- Directions for this task -
Which lines of the entries hold the string "handle"? Copy each one.

- Records supplied -
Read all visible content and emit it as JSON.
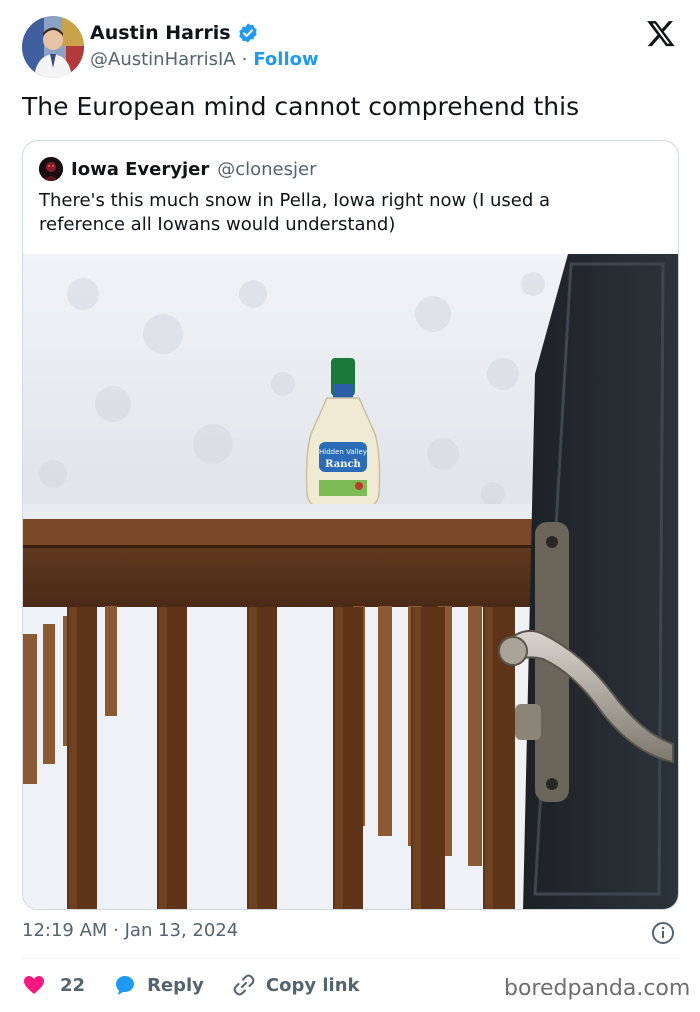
{
  "author": {
    "display_name": "Austin Harris",
    "handle": "@AustinHarrisIA",
    "separator": "·",
    "follow_label": "Follow",
    "verified_icon": "verified-badge-icon"
  },
  "tweet": {
    "text": "The European mind cannot comprehend this"
  },
  "quoted": {
    "display_name": "Iowa Everyjer",
    "handle": "@clonesjer",
    "text": "There's this much snow in Pella, Iowa right now (I used a\nreference all Iowans would understand)",
    "photo": {
      "bottle_brand": "Hidden Valley",
      "bottle_label": "Ranch"
    }
  },
  "meta": {
    "timestamp": "12:19 AM · Jan 13, 2024"
  },
  "actions": {
    "likes_count": "22",
    "reply_label": "Reply",
    "copy_link_label": "Copy link"
  },
  "watermark": "boredpanda.com",
  "colors": {
    "accent": "#1d9bf0",
    "like": "#f91880",
    "secondary_text": "#536471"
  }
}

- Exercise output -
    "handle": "@AustinHarrisIA",
    "handle": "@clonesjer",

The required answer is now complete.